TORONTO – A safety campaign launched in the wake of Georgia Walsh’s death by people who live in Leaside is spreading across the city.
Walsh, 6, was hit and killed by a minivan at the corner of Millwood Road and McRae Drive in July. The memorial bearing her smiling face at still stands, as much a reminder of the tragedy that occurred there as the pink ribbons and lawn signs reading “Slow Down Kids At Play.”
Since this grassroots effort to slow through-traffic launched in the days following Walsh’s death, the signs have gained traction, aided by cash sponsorships from local businesses and residents.
“I have young children, I have friends who have young children and I see it on a daily basis,” says sponsor Patrick Rocca as he points to a loud, speeding red sports car.

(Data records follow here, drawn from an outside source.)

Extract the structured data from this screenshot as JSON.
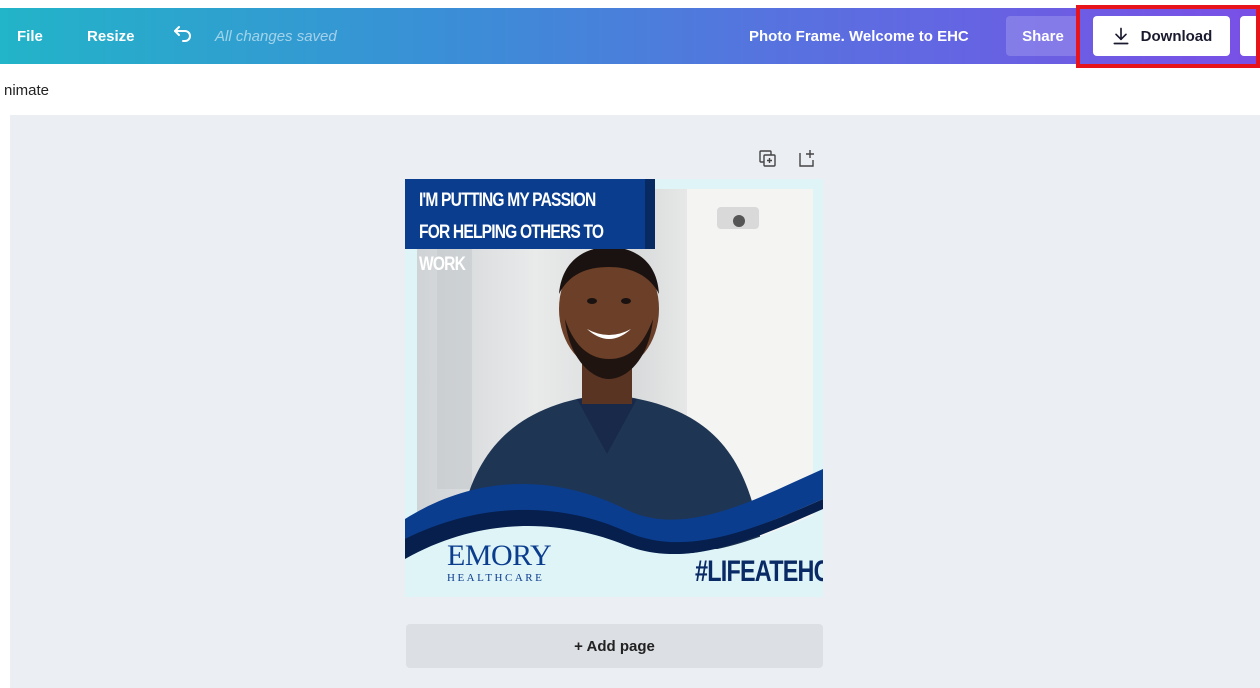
{
  "topbar": {
    "file_label": "File",
    "resize_label": "Resize",
    "save_status": "All changes saved",
    "document_title": "Photo Frame. Welcome to EHC",
    "share_label": "Share",
    "download_label": "Download",
    "undo_icon": "undo-icon",
    "download_icon": "download-icon"
  },
  "toolbar": {
    "animate_label": "nimate"
  },
  "page_actions": {
    "duplicate_icon": "duplicate-page-icon",
    "add_icon": "add-page-icon"
  },
  "design": {
    "banner_text": "I'M PUTTING MY PASSION FOR HELPING OTHERS TO WORK",
    "logo_main": "EMORY",
    "logo_sub": "HEALTHCARE",
    "hashtag": "#LIFEATEHC"
  },
  "add_page_label": "+ Add page",
  "colors": {
    "highlight": "#e8141b",
    "brand_blue": "#0b3d8f"
  }
}
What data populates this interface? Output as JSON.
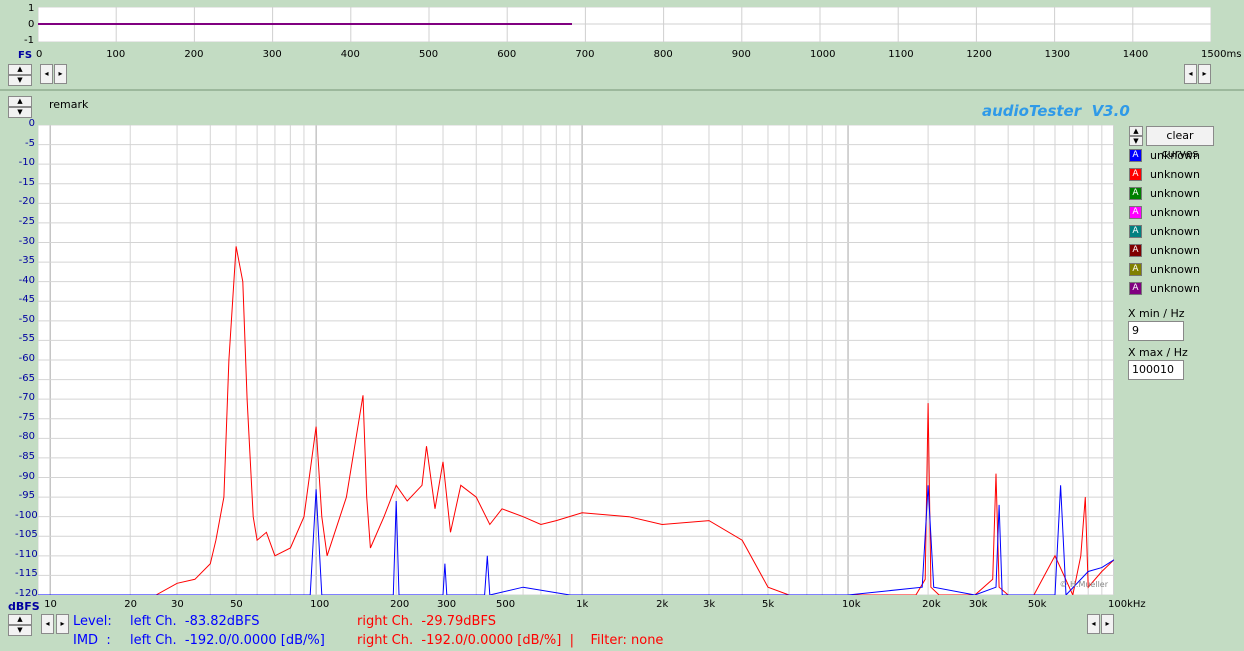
{
  "top_panel": {
    "y_ticks": [
      "1",
      "0",
      "-1"
    ],
    "fs_label": "FS",
    "x_ticks": [
      "0",
      "100",
      "200",
      "300",
      "400",
      "500",
      "600",
      "700",
      "800",
      "900",
      "1000",
      "1100",
      "1200",
      "1300",
      "1400",
      "1500ms"
    ]
  },
  "remark_label": "remark",
  "app_title": "audioTester  V3.0",
  "clear_curves_label": "clear curves",
  "legend": [
    {
      "label": "unknown",
      "color": "#0000ff",
      "glyph": "A"
    },
    {
      "label": "unknown",
      "color": "#ff0000",
      "glyph": "A"
    },
    {
      "label": "unknown",
      "color": "#008000",
      "glyph": "A"
    },
    {
      "label": "unknown",
      "color": "#ff00ff",
      "glyph": "A"
    },
    {
      "label": "unknown",
      "color": "#008080",
      "glyph": "A"
    },
    {
      "label": "unknown",
      "color": "#800000",
      "glyph": "A"
    },
    {
      "label": "unknown",
      "color": "#808000",
      "glyph": "A"
    },
    {
      "label": "unknown",
      "color": "#800080",
      "glyph": "A"
    }
  ],
  "xmin": {
    "label": "X min / Hz",
    "value": "9"
  },
  "xmax": {
    "label": "X max / Hz",
    "value": "100010"
  },
  "copyright": "© H.Mueller",
  "main_chart": {
    "y_unit": "dBFS",
    "y_ticks": [
      "0",
      "-5",
      "-10",
      "-15",
      "-20",
      "-25",
      "-30",
      "-35",
      "-40",
      "-45",
      "-50",
      "-55",
      "-60",
      "-65",
      "-70",
      "-75",
      "-80",
      "-85",
      "-90",
      "-95",
      "-100",
      "-105",
      "-110",
      "-115",
      "-120"
    ],
    "x_ticks": [
      "10",
      "20",
      "30",
      "50",
      "100",
      "200",
      "300",
      "500",
      "1k",
      "2k",
      "3k",
      "5k",
      "10k",
      "20k",
      "30k",
      "50k",
      "100kHz"
    ]
  },
  "status": {
    "level_label": "Level:",
    "imd_label": "IMD  :",
    "level_left": "left Ch.  -83.82dBFS",
    "level_right": "right Ch.  -29.79dBFS",
    "imd_left": "left Ch.  -192.0/0.0000 [dB/%]",
    "imd_right": "right Ch.  -192.0/0.0000 [dB/%]  |    Filter: none"
  },
  "chart_data": {
    "type": "line",
    "xscale": "log",
    "xlim": [
      9,
      100010
    ],
    "ylim": [
      -120,
      0
    ],
    "xlabel": "",
    "ylabel": "dBFS",
    "grid": true,
    "series": [
      {
        "color": "#ff0000",
        "x": [
          9,
          25,
          30,
          35,
          40,
          42,
          45,
          47,
          50,
          53,
          55,
          58,
          60,
          65,
          70,
          80,
          90,
          100,
          105,
          110,
          130,
          150,
          155,
          160,
          180,
          200,
          220,
          250,
          260,
          280,
          300,
          320,
          350,
          400,
          450,
          500,
          600,
          700,
          800,
          1000,
          1500,
          2000,
          3000,
          4000,
          5000,
          6000,
          8000,
          10000,
          15000,
          18000,
          19500,
          20000,
          20500,
          22000,
          30000,
          35000,
          36000,
          37000,
          40000,
          50000,
          60000,
          70000,
          75000,
          78000,
          80000,
          90000,
          100010
        ],
        "y": [
          -120,
          -120,
          -117,
          -116,
          -112,
          -106,
          -95,
          -60,
          -31,
          -40,
          -70,
          -100,
          -106,
          -104,
          -110,
          -108,
          -100,
          -77,
          -100,
          -110,
          -95,
          -69,
          -95,
          -108,
          -100,
          -92,
          -96,
          -92,
          -82,
          -98,
          -86,
          -104,
          -92,
          -95,
          -102,
          -98,
          -100,
          -102,
          -101,
          -99,
          -100,
          -102,
          -101,
          -106,
          -118,
          -120,
          -120,
          -120,
          -120,
          -120,
          -116,
          -71,
          -118,
          -120,
          -120,
          -116,
          -89,
          -118,
          -120,
          -120,
          -110,
          -120,
          -110,
          -95,
          -118,
          -114,
          -111
        ]
      },
      {
        "color": "#0000ff",
        "x": [
          9,
          30,
          50,
          95,
          100,
          105,
          110,
          195,
          200,
          205,
          300,
          305,
          310,
          430,
          440,
          450,
          600,
          900,
          1000,
          2000,
          5000,
          10000,
          19000,
          20000,
          21000,
          30000,
          36000,
          37000,
          38000,
          60000,
          63000,
          66000,
          80000,
          90000,
          100010
        ],
        "y": [
          -120,
          -120,
          -120,
          -120,
          -93,
          -120,
          -120,
          -120,
          -96,
          -120,
          -120,
          -112,
          -120,
          -120,
          -110,
          -120,
          -118,
          -120,
          -120,
          -120,
          -120,
          -120,
          -118,
          -92,
          -118,
          -120,
          -118,
          -97,
          -120,
          -120,
          -92,
          -120,
          -114,
          -113,
          -111
        ]
      }
    ]
  }
}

Neighbours say the increased traffic is streaming through the neighbourhood to avoid construction on Eglinton Avenue where traffic has come to a halt due to the construction of the Eglinton Crosstown.
The ensuing demand for signs from concerned residents was so high organizers were unable to answer all the emails. They staged three events Thursday night for people to get a sign; first come, first served. They’re using the money they made from voluntary donations to print 600 more.
“I just put another order in for 300 today,” says Roger Cattell, one of the effort’s main organizers. “So in about 20 days we’ll probably have a thousand signs.”
And that’s just in Leaside.
Watch previous stories on Georgia Walsh and the traffic concerns in Leaside
They estimate close to 800 signs have been ordered by residents in other areas of the city including East York, the Beach, and Yonge and Eglinton where a black and white version of the sign is slowly starting to show up on Lascelles Boulevard.
While the colour scheme is slightly different, the message from parents is the same: They’re doing this because city hall can’t.
“This should’ve been a community issue that was brought forth by the city and it’s an important thing that the streets are safe for the kids,” says Victoria McCowan, a mother of three.
Local Councillor John Parker has ordered a report on the feasibility of a bypass route south of Leaside along Redway Road. He’s also having staff weigh the pros and cons of reducing speed limits in Leaside to 30 km/h.
Any solutions stemming from those reports are still a long way off though.
Another initiative that council is set to debate next week could ban right turns on red lights at Millwood Road. and McRae Drive.
“You want drivers focusing on the road ahead,” Councillor Parker said. “You don’t want them looking over their left shoulder at the potential of oncoming traffic.”
Global News reached out to the family of Georgia Walsh for comment on the growth of the campaign in reaction to their daughter’s death, but a family spokesperson says they respectfully declined and continue to ask for privacy.